Compeer promotes good mental health among adults, youth, seniors, and veterans through supportive relationships. This non-clinical layer of support provides our neighbors with the care and support they need to reach their mental wellness goals.
We believe that the healing power of friendship, of just one caring friend, is life changing for an individual striving for mental wellness.
Respect • Trust • Hope • Support • Empowerment
One-on-One Mentoring: The only program of its kind focused on mental health, our on-on-one volunteers are matched with youth, adults, older adults, and veterans for a one-year commitment.
Group Mentoring: Offered to matched friends and clients waiting to be matched, free group mentoring activities provide opportunities to get to build camaraderie, reduce isolation, and improve socialization.
Compeer Leaders: Serving middle & high school students with mental health challenges, who present risky or negative behaviors which contribute to academic failure and classroom disruption. Students meet weekly in small-group and one-on-one settings.
Mental Health First Aid: Teaching the community how to identify, understand, and respond to signs of mental illnesses and substance abuse disorders. This training provides the skills needed to reach out, offer help and support someone who may be experiencing a crisis.
2018 Compeer Buffalo Impact Report
Compeer was founded in 1973 in Rochester, N.Y., starting with just 12 volunteers. Today approximately 4,000 volunteers across nearly 50 Compeer locations worldwide support their neighbors living with mental illness or emotional challenges.
The National Institute of Mental Health chose Compeer as a model program in 1982 and funded the development of similar programs throughout the nation. Today, Compeer is a model mental health organization with 50 locations in the U.S., Canada and Australia. Compeer Buffalo is proud to serve as the international headquarters of Compeer.

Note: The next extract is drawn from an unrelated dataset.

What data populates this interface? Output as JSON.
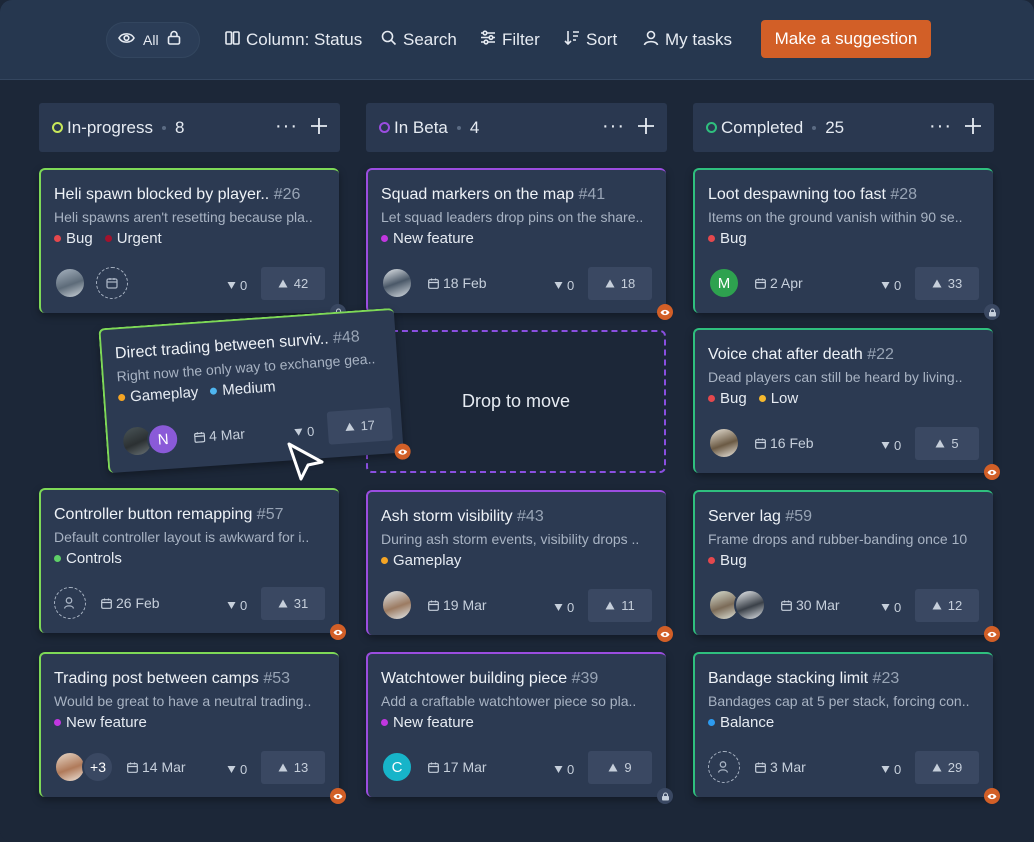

Compeer is routinely recognized as a national model. Accolades include: the Presidential Recognition award by the U.S. Department of Health and Human Services, the inaugural Eleanor Roosevelt Community Service award, the Presidential Volunteer Action Award, four Points of Light awards and recognition from the American Psychiatric Association.